When not working the land we are carrying the message out to the wider public arena – as campaigners – defending the small farmers from government, EU and corporate attempts to destroy them.

Not so long ago, most of those lining the pews of the village church were also working on the land. But as the Western myth of a ‘free market’ and capitalist dream replaced the old communist regime, so did the decline of once thriving small scale enterprises on the land follow suite. So now, even the majority of monks in the famous monastery in Calveria – just down the road – shun the hoe and rake and purchase their third rate meats, milk, grains and vegetables from the nearest supermarket chain store. This lifeless food, having travelled from all over the world, is being consumed by a brotherhood whose metier is to bring people closer to God, but which finds itself and its congregation, sinking ever further into the godless world of Western materialistic dependency.

And as it is, just like the plant kingdom, we humans are supplied with our life blood via our roots. Unless those roots are strong, we cannot grow into our fullness. Poland is a Slavic nation and its true roots belong in this ancient culture. A culture closely affiliated with cultures of the Far East and expressing itself through a language rich in spiritual nuance and earthy wisdom. Something it shares with fellow Slavic nations to the East and South; including of course, Russia.

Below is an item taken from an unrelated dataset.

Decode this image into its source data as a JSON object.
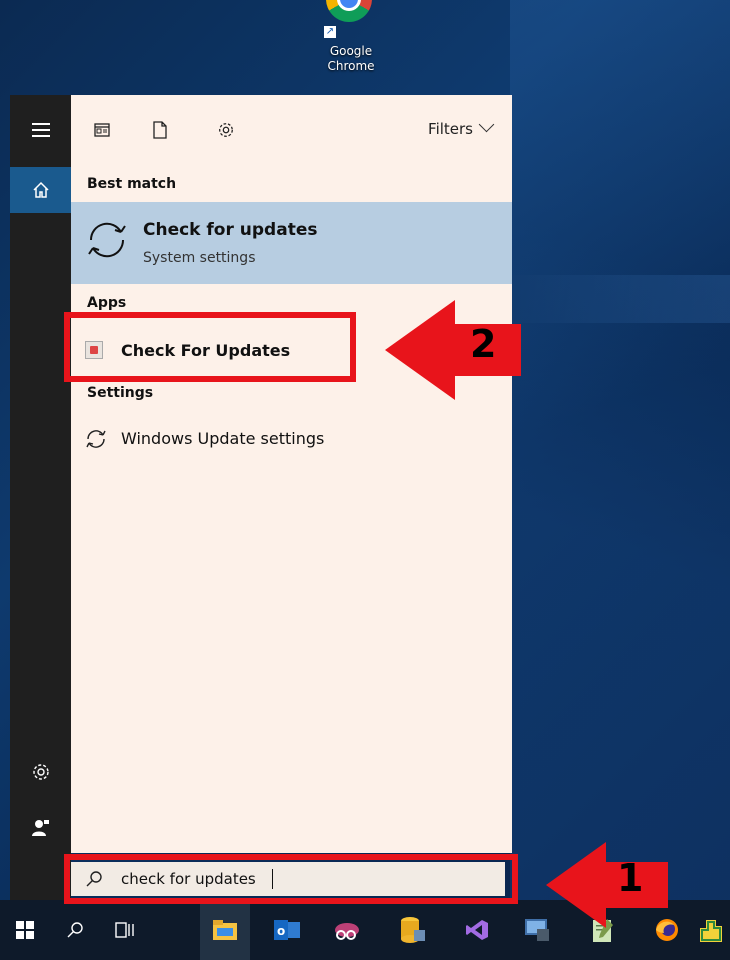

The Slavic/pagan festivals of Easter celebrated the rebirth of life on the land and in the human being. Celebrations largely swept aside by Christianity and the centralisation of religious power into the hands of popes, priests and bishops. With the net result that a constricting dogma replaced the expression of ritual celebration.

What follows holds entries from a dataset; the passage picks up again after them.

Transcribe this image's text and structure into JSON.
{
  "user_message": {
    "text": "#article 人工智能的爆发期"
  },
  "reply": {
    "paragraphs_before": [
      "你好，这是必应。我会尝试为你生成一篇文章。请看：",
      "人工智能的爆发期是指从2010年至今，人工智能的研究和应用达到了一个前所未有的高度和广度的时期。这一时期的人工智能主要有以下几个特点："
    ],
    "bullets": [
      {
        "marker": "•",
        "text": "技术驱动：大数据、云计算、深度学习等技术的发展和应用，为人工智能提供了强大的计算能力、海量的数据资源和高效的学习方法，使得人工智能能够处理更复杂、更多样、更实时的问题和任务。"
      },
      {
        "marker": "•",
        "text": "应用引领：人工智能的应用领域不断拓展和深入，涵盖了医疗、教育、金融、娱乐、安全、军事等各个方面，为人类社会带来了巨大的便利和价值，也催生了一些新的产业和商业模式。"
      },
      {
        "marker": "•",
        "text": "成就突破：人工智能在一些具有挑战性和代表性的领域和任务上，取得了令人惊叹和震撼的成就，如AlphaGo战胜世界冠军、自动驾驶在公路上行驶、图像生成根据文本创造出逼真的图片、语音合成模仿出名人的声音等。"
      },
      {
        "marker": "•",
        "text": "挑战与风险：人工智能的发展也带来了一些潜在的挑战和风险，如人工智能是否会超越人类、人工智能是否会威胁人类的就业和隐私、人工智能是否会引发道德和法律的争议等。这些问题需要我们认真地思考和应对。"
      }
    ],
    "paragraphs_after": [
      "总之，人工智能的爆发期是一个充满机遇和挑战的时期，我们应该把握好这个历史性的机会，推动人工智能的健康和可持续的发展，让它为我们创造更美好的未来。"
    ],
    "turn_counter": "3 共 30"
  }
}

In the pagan tradition of Easter, children painted eggs with bright colours, symbolising the fertility of new emerging life. The egg has been a symbol of fertility for millenia in almost all countries of the world, and the re-enactment of decorating it in early Spring is a pagan tradition that long supersedes the churches claim to invention. Likewise the decorating of homes with plants, wreathes and other ornaments depicting the re-emergence of the light after the winter.

These activities are also taking place in our small home on the hill this Easter time, along with the recently introduced feature of decorating the wool from our alpaka and sheep and hanging it as a colourful tapestry on the wall.

It is a salutary experience to be able to participate in this powerful expression of a way of life on the edge of destruction. A way of life suffering under the jack-boot of neoliberal capitalist regimes and the standardised educational system that are perpetuated on behalf of the corporatist global agenda.

A regime that neuters all aspirations to a life that takes nature as its true guide.

The day after Easter 2018, I was out harrowing the wild flower rich meadows from which our animals would graze and the Summer’s hay be gathered. The snow gleamed white and iridescent on the distant mountain tops. Some wild deer gingerly emerged from surrounding woodland, cropping the young shoots of Spring grass.

A warming wind smelt of renewal, revival, rebirth. A small tingle of ecstasy ran throughout my veins. A smile touched my soul. Nature had died – but been reborn – so that we all may Live.